━━ SUPPLIED RECORDS

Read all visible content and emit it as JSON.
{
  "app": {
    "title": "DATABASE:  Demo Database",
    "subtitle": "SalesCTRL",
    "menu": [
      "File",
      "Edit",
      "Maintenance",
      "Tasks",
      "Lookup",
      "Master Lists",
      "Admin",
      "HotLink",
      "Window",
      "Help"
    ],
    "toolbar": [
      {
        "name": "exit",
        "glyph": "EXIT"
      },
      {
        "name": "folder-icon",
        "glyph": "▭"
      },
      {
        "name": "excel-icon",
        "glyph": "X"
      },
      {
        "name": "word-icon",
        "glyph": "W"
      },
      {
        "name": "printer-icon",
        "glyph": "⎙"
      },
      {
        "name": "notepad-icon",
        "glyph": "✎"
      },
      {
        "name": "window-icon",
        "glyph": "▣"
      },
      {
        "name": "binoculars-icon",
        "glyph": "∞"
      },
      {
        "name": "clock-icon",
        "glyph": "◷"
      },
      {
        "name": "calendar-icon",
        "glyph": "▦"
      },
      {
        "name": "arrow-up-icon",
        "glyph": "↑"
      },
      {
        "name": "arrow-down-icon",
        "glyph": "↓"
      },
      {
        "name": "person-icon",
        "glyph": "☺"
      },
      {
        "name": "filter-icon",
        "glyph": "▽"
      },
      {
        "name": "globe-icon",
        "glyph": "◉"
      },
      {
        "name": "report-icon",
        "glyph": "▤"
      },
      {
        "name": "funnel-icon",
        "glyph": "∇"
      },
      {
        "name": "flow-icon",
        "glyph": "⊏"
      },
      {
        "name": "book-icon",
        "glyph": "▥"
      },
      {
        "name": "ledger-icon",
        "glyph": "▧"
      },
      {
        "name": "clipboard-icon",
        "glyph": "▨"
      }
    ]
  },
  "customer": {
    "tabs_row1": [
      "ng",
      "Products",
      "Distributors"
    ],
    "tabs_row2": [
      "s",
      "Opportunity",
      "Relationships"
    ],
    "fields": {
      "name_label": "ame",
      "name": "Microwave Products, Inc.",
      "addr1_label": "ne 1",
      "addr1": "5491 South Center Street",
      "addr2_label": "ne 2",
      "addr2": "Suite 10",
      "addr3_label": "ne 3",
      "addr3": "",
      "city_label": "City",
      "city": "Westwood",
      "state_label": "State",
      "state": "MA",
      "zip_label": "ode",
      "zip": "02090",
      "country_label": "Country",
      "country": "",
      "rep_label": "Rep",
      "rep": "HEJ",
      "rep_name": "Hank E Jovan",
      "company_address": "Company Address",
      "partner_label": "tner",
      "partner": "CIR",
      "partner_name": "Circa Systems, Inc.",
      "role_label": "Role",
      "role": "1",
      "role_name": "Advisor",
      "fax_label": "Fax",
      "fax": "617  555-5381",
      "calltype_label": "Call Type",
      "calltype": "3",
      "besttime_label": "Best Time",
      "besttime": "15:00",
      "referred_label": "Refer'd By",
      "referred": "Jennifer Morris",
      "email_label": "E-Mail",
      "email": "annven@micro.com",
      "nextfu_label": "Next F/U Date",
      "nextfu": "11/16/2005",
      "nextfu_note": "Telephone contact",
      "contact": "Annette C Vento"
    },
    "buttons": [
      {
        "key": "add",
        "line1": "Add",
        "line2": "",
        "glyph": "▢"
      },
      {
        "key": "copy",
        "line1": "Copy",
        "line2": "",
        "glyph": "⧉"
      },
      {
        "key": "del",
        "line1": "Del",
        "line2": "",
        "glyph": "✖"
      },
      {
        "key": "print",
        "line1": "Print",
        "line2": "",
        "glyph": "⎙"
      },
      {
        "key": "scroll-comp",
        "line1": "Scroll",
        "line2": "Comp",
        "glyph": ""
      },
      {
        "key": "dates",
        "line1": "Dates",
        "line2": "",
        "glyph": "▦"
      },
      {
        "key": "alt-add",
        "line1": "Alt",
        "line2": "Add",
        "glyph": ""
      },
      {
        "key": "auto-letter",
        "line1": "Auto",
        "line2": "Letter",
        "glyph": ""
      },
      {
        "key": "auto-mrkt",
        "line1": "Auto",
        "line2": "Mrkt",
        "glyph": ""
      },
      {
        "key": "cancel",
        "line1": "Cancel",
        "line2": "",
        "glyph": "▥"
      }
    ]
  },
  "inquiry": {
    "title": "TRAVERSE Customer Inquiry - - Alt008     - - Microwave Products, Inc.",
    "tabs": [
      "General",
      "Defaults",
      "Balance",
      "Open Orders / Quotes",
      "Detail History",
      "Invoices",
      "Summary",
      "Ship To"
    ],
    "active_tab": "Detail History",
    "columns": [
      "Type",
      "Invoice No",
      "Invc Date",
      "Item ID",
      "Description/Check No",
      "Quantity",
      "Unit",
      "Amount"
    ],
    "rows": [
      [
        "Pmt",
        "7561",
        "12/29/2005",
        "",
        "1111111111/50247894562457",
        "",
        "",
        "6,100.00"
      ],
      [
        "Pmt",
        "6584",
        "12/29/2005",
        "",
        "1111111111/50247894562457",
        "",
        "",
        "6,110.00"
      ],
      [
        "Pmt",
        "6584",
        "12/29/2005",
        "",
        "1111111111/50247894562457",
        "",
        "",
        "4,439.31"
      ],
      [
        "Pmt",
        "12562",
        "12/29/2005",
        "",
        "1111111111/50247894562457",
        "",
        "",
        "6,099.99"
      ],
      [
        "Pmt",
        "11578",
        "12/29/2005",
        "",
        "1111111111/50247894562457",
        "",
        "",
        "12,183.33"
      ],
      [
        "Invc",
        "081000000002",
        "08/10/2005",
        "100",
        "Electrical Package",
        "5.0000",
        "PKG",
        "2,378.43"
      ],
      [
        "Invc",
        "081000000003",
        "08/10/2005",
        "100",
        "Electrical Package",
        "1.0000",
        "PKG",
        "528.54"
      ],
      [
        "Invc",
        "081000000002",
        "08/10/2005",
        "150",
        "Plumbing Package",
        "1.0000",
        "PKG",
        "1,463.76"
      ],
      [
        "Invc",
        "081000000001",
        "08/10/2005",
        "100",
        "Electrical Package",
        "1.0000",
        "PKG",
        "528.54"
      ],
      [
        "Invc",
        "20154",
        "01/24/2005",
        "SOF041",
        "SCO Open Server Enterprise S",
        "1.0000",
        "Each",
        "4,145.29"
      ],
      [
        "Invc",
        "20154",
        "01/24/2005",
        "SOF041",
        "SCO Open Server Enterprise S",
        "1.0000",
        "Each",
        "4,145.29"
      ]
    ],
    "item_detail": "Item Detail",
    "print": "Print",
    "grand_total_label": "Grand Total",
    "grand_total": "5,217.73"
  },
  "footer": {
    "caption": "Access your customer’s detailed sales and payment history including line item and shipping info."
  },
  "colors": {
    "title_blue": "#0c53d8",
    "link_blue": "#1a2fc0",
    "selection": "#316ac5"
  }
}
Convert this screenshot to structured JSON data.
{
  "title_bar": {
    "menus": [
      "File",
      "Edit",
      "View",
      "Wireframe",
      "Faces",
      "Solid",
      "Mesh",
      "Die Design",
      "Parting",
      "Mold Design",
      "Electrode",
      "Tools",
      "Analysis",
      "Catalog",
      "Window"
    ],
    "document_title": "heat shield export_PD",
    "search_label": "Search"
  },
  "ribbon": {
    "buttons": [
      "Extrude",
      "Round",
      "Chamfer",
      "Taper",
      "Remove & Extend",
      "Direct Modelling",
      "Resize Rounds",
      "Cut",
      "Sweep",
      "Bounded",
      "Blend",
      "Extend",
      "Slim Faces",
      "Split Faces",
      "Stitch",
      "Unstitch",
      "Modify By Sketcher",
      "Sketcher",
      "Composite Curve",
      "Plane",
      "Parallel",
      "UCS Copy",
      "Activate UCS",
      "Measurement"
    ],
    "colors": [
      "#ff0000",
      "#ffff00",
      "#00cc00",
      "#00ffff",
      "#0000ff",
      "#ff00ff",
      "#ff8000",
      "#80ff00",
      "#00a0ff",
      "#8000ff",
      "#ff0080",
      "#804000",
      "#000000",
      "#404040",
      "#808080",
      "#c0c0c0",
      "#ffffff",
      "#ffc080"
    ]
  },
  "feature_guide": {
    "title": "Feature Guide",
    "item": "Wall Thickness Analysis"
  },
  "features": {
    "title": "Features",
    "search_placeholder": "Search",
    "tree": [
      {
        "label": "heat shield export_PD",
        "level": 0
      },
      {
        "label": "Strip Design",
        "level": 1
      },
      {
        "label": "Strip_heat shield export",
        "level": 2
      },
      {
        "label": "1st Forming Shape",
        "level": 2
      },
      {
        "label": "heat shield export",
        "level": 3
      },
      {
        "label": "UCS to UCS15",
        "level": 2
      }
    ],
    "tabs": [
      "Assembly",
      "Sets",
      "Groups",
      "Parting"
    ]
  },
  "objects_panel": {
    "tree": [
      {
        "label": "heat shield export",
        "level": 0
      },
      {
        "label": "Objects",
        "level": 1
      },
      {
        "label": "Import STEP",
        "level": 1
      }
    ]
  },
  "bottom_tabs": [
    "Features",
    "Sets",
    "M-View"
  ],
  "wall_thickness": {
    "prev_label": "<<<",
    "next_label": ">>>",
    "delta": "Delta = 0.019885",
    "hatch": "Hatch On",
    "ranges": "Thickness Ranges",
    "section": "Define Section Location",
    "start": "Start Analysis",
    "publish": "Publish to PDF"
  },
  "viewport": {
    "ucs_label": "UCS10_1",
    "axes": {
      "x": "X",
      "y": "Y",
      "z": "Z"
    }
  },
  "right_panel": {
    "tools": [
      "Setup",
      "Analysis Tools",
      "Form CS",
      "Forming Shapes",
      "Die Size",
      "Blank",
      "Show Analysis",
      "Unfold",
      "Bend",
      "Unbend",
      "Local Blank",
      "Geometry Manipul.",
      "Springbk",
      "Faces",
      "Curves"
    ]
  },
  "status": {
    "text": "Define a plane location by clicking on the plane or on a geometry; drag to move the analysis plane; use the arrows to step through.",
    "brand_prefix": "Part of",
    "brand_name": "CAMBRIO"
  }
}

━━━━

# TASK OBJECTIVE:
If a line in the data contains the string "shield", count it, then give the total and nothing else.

# OUTPUT FOR THIS EXERCISE:
5